◆ Entries provided ◆
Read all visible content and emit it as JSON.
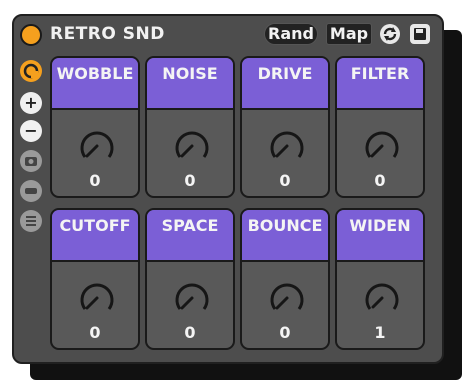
{
  "header": {
    "title": "RETRO SND",
    "rand_label": "Rand",
    "map_label": "Map"
  },
  "icons": {
    "power": "power-icon",
    "sync": "sync-icon",
    "save": "save-icon",
    "sidebar": [
      "orange-circle-icon",
      "plus-icon",
      "minus-icon",
      "camera-icon",
      "bar-icon",
      "list-icon"
    ]
  },
  "colors": {
    "accent": "#f5a01e",
    "cell_header": "#7b5fd6",
    "panel": "#4d4d4d"
  },
  "cells": [
    {
      "label": "WOBBLE",
      "value": "0"
    },
    {
      "label": "NOISE",
      "value": "0"
    },
    {
      "label": "DRIVE",
      "value": "0"
    },
    {
      "label": "FILTER",
      "value": "0"
    },
    {
      "label": "CUTOFF",
      "value": "0"
    },
    {
      "label": "SPACE",
      "value": "0"
    },
    {
      "label": "BOUNCE",
      "value": "0"
    },
    {
      "label": "WIDEN",
      "value": "1"
    }
  ]
}
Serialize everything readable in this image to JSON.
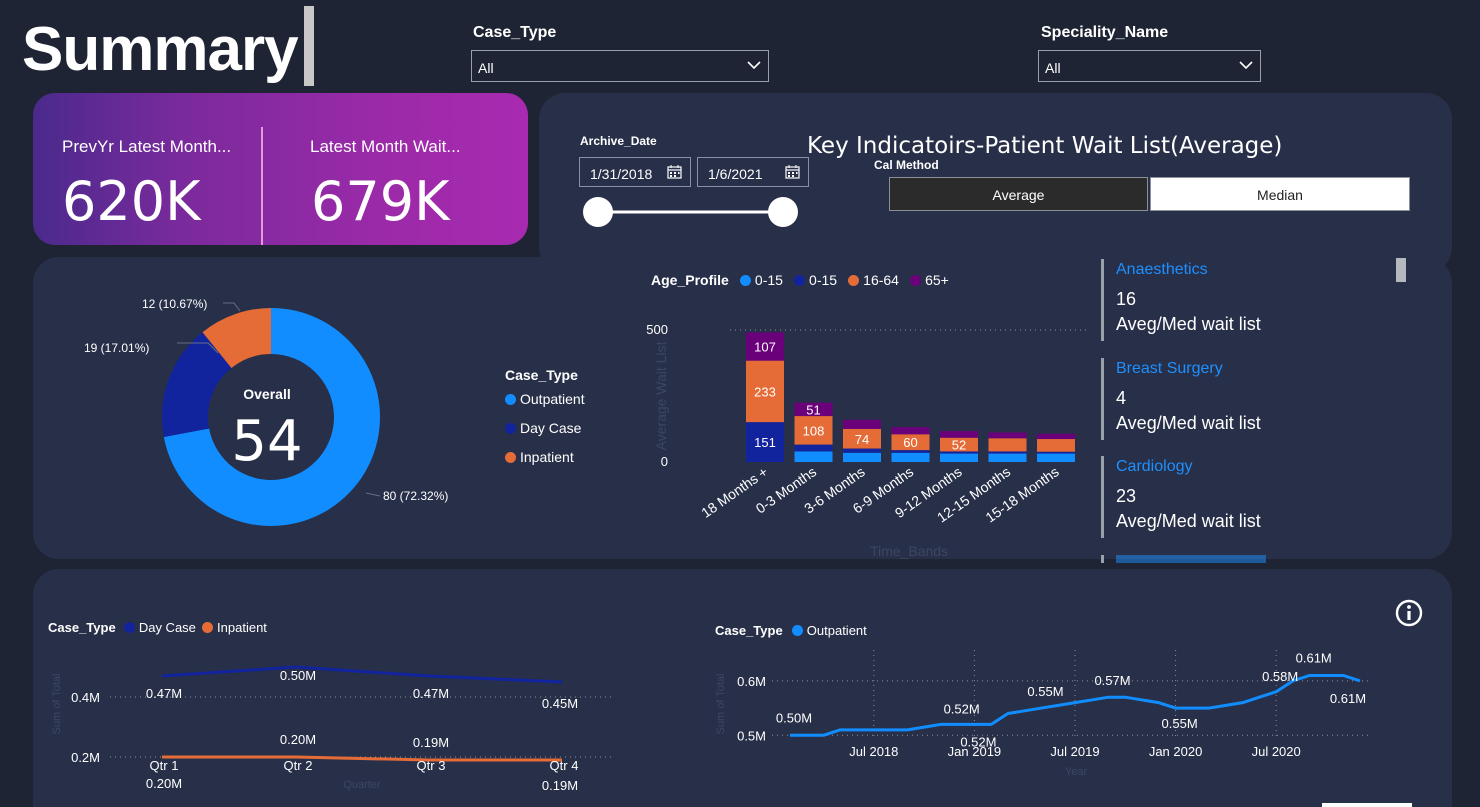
{
  "page": {
    "title": "Summary"
  },
  "filters": {
    "case_type": {
      "label": "Case_Type",
      "value": "All"
    },
    "speciality": {
      "label": "Speciality_Name",
      "value": "All"
    }
  },
  "kpis": [
    {
      "label": "PrevYr Latest Month...",
      "value": "620K"
    },
    {
      "label": "Latest Month Wait...",
      "value": "679K"
    }
  ],
  "archive": {
    "label": "Archive_Date",
    "start": "1/31/2018",
    "end": "1/6/2021"
  },
  "indicators": {
    "title": "Key Indicatoirs-Patient Wait List(Average)",
    "cal_method_label": "Cal Method",
    "buttons": [
      "Average",
      "Median"
    ],
    "selected": "Average"
  },
  "donut": {
    "center_label": "Overall",
    "center_value": "54",
    "legend_title": "Case_Type",
    "slices": [
      {
        "name": "Outpatient",
        "value": 80,
        "label": "80 (72.32%)",
        "color": "#118dff"
      },
      {
        "name": "Day Case",
        "value": 19,
        "label": "19 (17.01%)",
        "color": "#12239e"
      },
      {
        "name": "Inpatient",
        "value": 12,
        "label": "12 (10.67%)",
        "color": "#e66c37"
      }
    ]
  },
  "stacked": {
    "legend_title": "Age_Profile",
    "legend": [
      {
        "name": "0-15",
        "color": "#118dff"
      },
      {
        "name": "0-15",
        "color": "#12239e"
      },
      {
        "name": "16-64",
        "color": "#e66c37"
      },
      {
        "name": "65+",
        "color": "#6b007b"
      }
    ],
    "ylabel": "Average Wait List",
    "xlabel": "Time_Bands",
    "yticks": [
      "500",
      "0"
    ],
    "categories": [
      "18 Months +",
      "0-3 Months",
      "3-6 Months",
      "6-9 Months",
      "9-12 Months",
      "12-15 Months",
      "15-18 Months"
    ]
  },
  "specialities": [
    {
      "name": "Anaesthetics",
      "value": "16",
      "sub": "Aveg/Med wait list"
    },
    {
      "name": "Breast Surgery",
      "value": "4",
      "sub": "Aveg/Med wait list"
    },
    {
      "name": "Cardiology",
      "value": "23",
      "sub": "Aveg/Med wait list"
    }
  ],
  "quarter_chart": {
    "legend_title": "Case_Type",
    "legend": [
      {
        "name": "Day Case",
        "color": "#12239e"
      },
      {
        "name": "Inpatient",
        "color": "#e66c37"
      }
    ],
    "ylabel": "Sum of Total",
    "xlabel": "Quarter",
    "yticks": [
      "0.4M",
      "0.2M"
    ],
    "categories": [
      "Qtr 1",
      "Qtr 2",
      "Qtr 3",
      "Qtr 4"
    ],
    "day_case_labels": [
      "0.47M",
      "0.50M",
      "0.47M",
      "0.45M"
    ],
    "inpatient_labels": [
      "0.20M",
      "0.20M",
      "0.19M",
      "0.19M"
    ]
  },
  "trend_chart": {
    "legend_title": "Case_Type",
    "legend": [
      {
        "name": "Outpatient",
        "color": "#118dff"
      }
    ],
    "ylabel": "Sum of Total",
    "xlabel": "Year",
    "yticks": [
      "0.6M",
      "0.5M"
    ],
    "xticks": [
      "Jul 2018",
      "Jan 2019",
      "Jul 2019",
      "Jan 2020",
      "Jul 2020"
    ],
    "labels": [
      "0.50M",
      "0.52M",
      "0.52M",
      "0.55M",
      "0.57M",
      "0.55M",
      "0.58M",
      "0.61M",
      "0.61M"
    ]
  },
  "chart_data": [
    {
      "type": "pie",
      "categories": [
        "Outpatient",
        "Day Case",
        "Inpatient"
      ],
      "values": [
        80,
        19,
        12
      ],
      "title": "",
      "center": "Overall 54"
    },
    {
      "type": "bar",
      "stacked": true,
      "categories": [
        "18 Months +",
        "0-3 Months",
        "3-6 Months",
        "6-9 Months",
        "9-12 Months",
        "12-15 Months",
        "15-18 Months"
      ],
      "series": [
        {
          "name": "0-15",
          "values": [
            0,
            40,
            35,
            35,
            32,
            32,
            32
          ]
        },
        {
          "name": "0-15",
          "values": [
            151,
            26,
            16,
            10,
            8,
            8,
            7
          ]
        },
        {
          "name": "16-64",
          "values": [
            233,
            108,
            74,
            60,
            52,
            50,
            48
          ]
        },
        {
          "name": "65+",
          "values": [
            107,
            51,
            35,
            27,
            25,
            22,
            20
          ]
        }
      ],
      "xlabel": "Time_Bands",
      "ylabel": "Average Wait List",
      "ylim": [
        0,
        500
      ]
    },
    {
      "type": "line",
      "categories": [
        "Qtr 1",
        "Qtr 2",
        "Qtr 3",
        "Qtr 4"
      ],
      "series": [
        {
          "name": "Day Case",
          "values": [
            0.47,
            0.5,
            0.47,
            0.45
          ]
        },
        {
          "name": "Inpatient",
          "values": [
            0.2,
            0.2,
            0.19,
            0.19
          ]
        }
      ],
      "xlabel": "Quarter",
      "ylabel": "Sum of Total",
      "ylim": [
        0.15,
        0.55
      ]
    },
    {
      "type": "line",
      "x": [
        "2018-02",
        "2018-03",
        "2018-04",
        "2018-05",
        "2018-06",
        "2018-07",
        "2018-08",
        "2018-09",
        "2018-10",
        "2018-11",
        "2018-12",
        "2019-01",
        "2019-02",
        "2019-03",
        "2019-04",
        "2019-05",
        "2019-06",
        "2019-07",
        "2019-08",
        "2019-09",
        "2019-10",
        "2019-11",
        "2019-12",
        "2020-01",
        "2020-02",
        "2020-03",
        "2020-04",
        "2020-05",
        "2020-06",
        "2020-07",
        "2020-08",
        "2020-09",
        "2020-10",
        "2020-11",
        "2020-12"
      ],
      "series": [
        {
          "name": "Outpatient",
          "values": [
            0.5,
            0.5,
            0.5,
            0.51,
            0.51,
            0.51,
            0.51,
            0.51,
            0.515,
            0.52,
            0.52,
            0.52,
            0.52,
            0.54,
            0.545,
            0.55,
            0.555,
            0.56,
            0.565,
            0.57,
            0.57,
            0.565,
            0.56,
            0.55,
            0.55,
            0.55,
            0.555,
            0.56,
            0.57,
            0.58,
            0.6,
            0.61,
            0.61,
            0.61,
            0.6
          ]
        }
      ],
      "xlabel": "Year",
      "ylabel": "Sum of Total",
      "ylim": [
        0.495,
        0.62
      ]
    }
  ]
}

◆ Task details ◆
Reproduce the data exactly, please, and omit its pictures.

◆ Finished task ◆
Read all visible content and emit it as JSON.
{
  "header": {
    "title": "RETRO SND",
    "rand_label": "Rand",
    "map_label": "Map"
  },
  "icons": {
    "power": "power-icon",
    "sync": "sync-icon",
    "save": "save-icon",
    "sidebar": [
      "orange-circle-icon",
      "plus-icon",
      "minus-icon",
      "camera-icon",
      "bar-icon",
      "list-icon"
    ]
  },
  "colors": {
    "accent": "#f5a01e",
    "cell_header": "#7b5fd6",
    "panel": "#4d4d4d"
  },
  "cells": [
    {
      "label": "WOBBLE",
      "value": "0"
    },
    {
      "label": "NOISE",
      "value": "0"
    },
    {
      "label": "DRIVE",
      "value": "0"
    },
    {
      "label": "FILTER",
      "value": "0"
    },
    {
      "label": "CUTOFF",
      "value": "0"
    },
    {
      "label": "SPACE",
      "value": "0"
    },
    {
      "label": "BOUNCE",
      "value": "0"
    },
    {
      "label": "WIDEN",
      "value": "1"
    }
  ]
}
Serialize everything readable in this image to JSON.
{
  "page": {
    "title": "Summary"
  },
  "filters": {
    "case_type": {
      "label": "Case_Type",
      "value": "All"
    },
    "speciality": {
      "label": "Speciality_Name",
      "value": "All"
    }
  },
  "kpis": [
    {
      "label": "PrevYr Latest Month...",
      "value": "620K"
    },
    {
      "label": "Latest Month Wait...",
      "value": "679K"
    }
  ],
  "archive": {
    "label": "Archive_Date",
    "start": "1/31/2018",
    "end": "1/6/2021"
  },
  "indicators": {
    "title": "Key Indicatoirs-Patient Wait List(Average)",
    "cal_method_label": "Cal Method",
    "buttons": [
      "Average",
      "Median"
    ],
    "selected": "Average"
  },
  "donut": {
    "center_label": "Overall",
    "center_value": "54",
    "legend_title": "Case_Type",
    "slices": [
      {
        "name": "Outpatient",
        "value": 80,
        "label": "80 (72.32%)",
        "color": "#118dff"
      },
      {
        "name": "Day Case",
        "value": 19,
        "label": "19 (17.01%)",
        "color": "#12239e"
      },
      {
        "name": "Inpatient",
        "value": 12,
        "label": "12 (10.67%)",
        "color": "#e66c37"
      }
    ]
  },
  "stacked": {
    "legend_title": "Age_Profile",
    "legend": [
      {
        "name": "0-15",
        "color": "#118dff"
      },
      {
        "name": "0-15",
        "color": "#12239e"
      },
      {
        "name": "16-64",
        "color": "#e66c37"
      },
      {
        "name": "65+",
        "color": "#6b007b"
      }
    ],
    "ylabel": "Average Wait List",
    "xlabel": "Time_Bands",
    "yticks": [
      "500",
      "0"
    ],
    "categories": [
      "18 Months +",
      "0-3 Months",
      "3-6 Months",
      "6-9 Months",
      "9-12 Months",
      "12-15 Months",
      "15-18 Months"
    ]
  },
  "specialities": [
    {
      "name": "Anaesthetics",
      "value": "16",
      "sub": "Aveg/Med wait list"
    },
    {
      "name": "Breast Surgery",
      "value": "4",
      "sub": "Aveg/Med wait list"
    },
    {
      "name": "Cardiology",
      "value": "23",
      "sub": "Aveg/Med wait list"
    }
  ],
  "quarter_chart": {
    "legend_title": "Case_Type",
    "legend": [
      {
        "name": "Day Case",
        "color": "#12239e"
      },
      {
        "name": "Inpatient",
        "color": "#e66c37"
      }
    ],
    "ylabel": "Sum of Total",
    "xlabel": "Quarter",
    "yticks": [
      "0.4M",
      "0.2M"
    ],
    "categories": [
      "Qtr 1",
      "Qtr 2",
      "Qtr 3",
      "Qtr 4"
    ],
    "day_case_labels": [
      "0.47M",
      "0.50M",
      "0.47M",
      "0.45M"
    ],
    "inpatient_labels": [
      "0.20M",
      "0.20M",
      "0.19M",
      "0.19M"
    ]
  },
  "trend_chart": {
    "legend_title": "Case_Type",
    "legend": [
      {
        "name": "Outpatient",
        "color": "#118dff"
      }
    ],
    "ylabel": "Sum of Total",
    "xlabel": "Year",
    "yticks": [
      "0.6M",
      "0.5M"
    ],
    "xticks": [
      "Jul 2018",
      "Jan 2019",
      "Jul 2019",
      "Jan 2020",
      "Jul 2020"
    ],
    "labels": [
      "0.50M",
      "0.52M",
      "0.52M",
      "0.55M",
      "0.57M",
      "0.55M",
      "0.58M",
      "0.61M",
      "0.61M"
    ]
  },
  "chart_data": [
    {
      "type": "pie",
      "categories": [
        "Outpatient",
        "Day Case",
        "Inpatient"
      ],
      "values": [
        80,
        19,
        12
      ],
      "title": "",
      "center": "Overall 54"
    },
    {
      "type": "bar",
      "stacked": true,
      "categories": [
        "18 Months +",
        "0-3 Months",
        "3-6 Months",
        "6-9 Months",
        "9-12 Months",
        "12-15 Months",
        "15-18 Months"
      ],
      "series": [
        {
          "name": "0-15",
          "values": [
            0,
            40,
            35,
            35,
            32,
            32,
            32
          ]
        },
        {
          "name": "0-15",
          "values": [
            151,
            26,
            16,
            10,
            8,
            8,
            7
          ]
        },
        {
          "name": "16-64",
          "values": [
            233,
            108,
            74,
            60,
            52,
            50,
            48
          ]
        },
        {
          "name": "65+",
          "values": [
            107,
            51,
            35,
            27,
            25,
            22,
            20
          ]
        }
      ],
      "xlabel": "Time_Bands",
      "ylabel": "Average Wait List",
      "ylim": [
        0,
        500
      ]
    },
    {
      "type": "line",
      "categories": [
        "Qtr 1",
        "Qtr 2",
        "Qtr 3",
        "Qtr 4"
      ],
      "series": [
        {
          "name": "Day Case",
          "values": [
            0.47,
            0.5,
            0.47,
            0.45
          ]
        },
        {
          "name": "Inpatient",
          "values": [
            0.2,
            0.2,
            0.19,
            0.19
          ]
        }
      ],
      "xlabel": "Quarter",
      "ylabel": "Sum of Total",
      "ylim": [
        0.15,
        0.55
      ]
    },
    {
      "type": "line",
      "x": [
        "2018-02",
        "2018-03",
        "2018-04",
        "2018-05",
        "2018-06",
        "2018-07",
        "2018-08",
        "2018-09",
        "2018-10",
        "2018-11",
        "2018-12",
        "2019-01",
        "2019-02",
        "2019-03",
        "2019-04",
        "2019-05",
        "2019-06",
        "2019-07",
        "2019-08",
        "2019-09",
        "2019-10",
        "2019-11",
        "2019-12",
        "2020-01",
        "2020-02",
        "2020-03",
        "2020-04",
        "2020-05",
        "2020-06",
        "2020-07",
        "2020-08",
        "2020-09",
        "2020-10",
        "2020-11",
        "2020-12"
      ],
      "series": [
        {
          "name": "Outpatient",
          "values": [
            0.5,
            0.5,
            0.5,
            0.51,
            0.51,
            0.51,
            0.51,
            0.51,
            0.515,
            0.52,
            0.52,
            0.52,
            0.52,
            0.54,
            0.545,
            0.55,
            0.555,
            0.56,
            0.565,
            0.57,
            0.57,
            0.565,
            0.56,
            0.55,
            0.55,
            0.55,
            0.555,
            0.56,
            0.57,
            0.58,
            0.6,
            0.61,
            0.61,
            0.61,
            0.6
          ]
        }
      ],
      "xlabel": "Year",
      "ylabel": "Sum of Total",
      "ylim": [
        0.495,
        0.62
      ]
    }
  ]
}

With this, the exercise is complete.